Lack of Trust Less of a Barrier to Clinical Trial Participation, According to Minority Populations; Other Factors Contribute to Low Participation Rates


Significantly fewer African-Americans, Hispanics, Asians and non-Hispanic whites say ‘lack of trust’ is a reason why individuals do not participate in clinical trials, indicating a more favorable perception of this research. In a recent public opinion survey commissioned by Research!America, the percentage of respondents citing ‘lack of trust’ as a reason declined by as much as 15% among minority groups and the population overall, compared to the results of a 2013 survey – 50% of African-Americans (11% decrease), 45% of Asians (6% decrease), 43% of Hispanics (9% decrease) and 39% of non-Hispanic whites (15% decrease).
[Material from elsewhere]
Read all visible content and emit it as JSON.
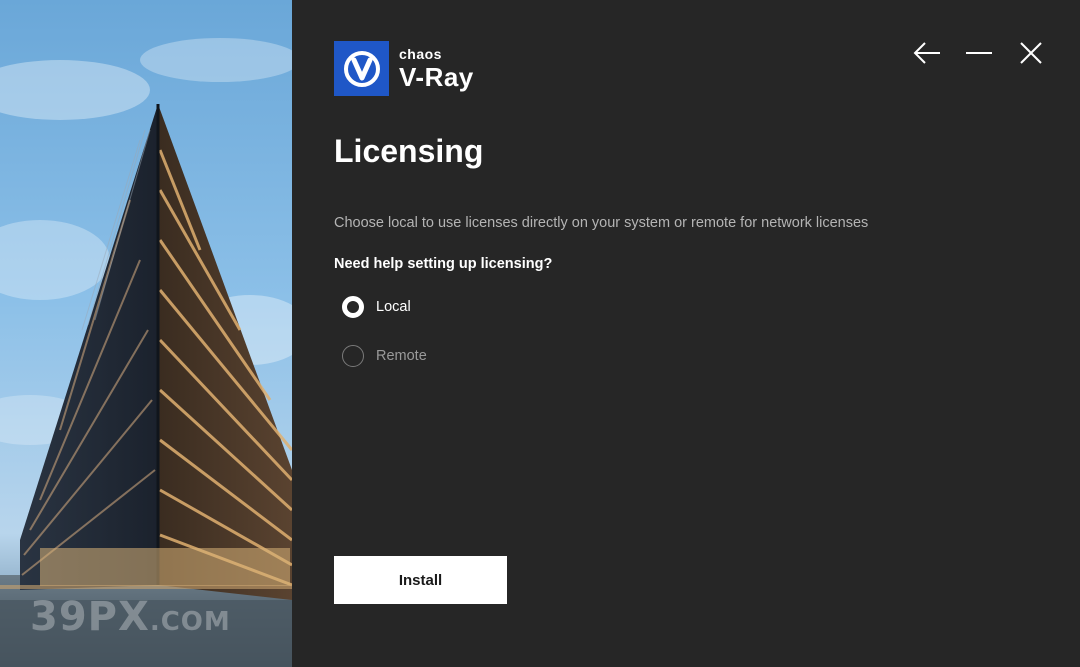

When asked if they or someone in their family has ever participated in a clinical trial, the percentage of African-Americans who said yes increased strikingly from 15% to 22%. Among other groups, percentages increased slightly or remained the same. Although less than a quarter of any group said yes, strong majorities said they would likely participate in a clinical trial if their doctor found and recommended one — non-Hispanic whites (85%), Hispanics (81%), African-Americans (74%) and Asians (73%).

This article was featured on Research America’s website in September 2017.  To view the complete article, visit:

Click here to view the survey questions and results.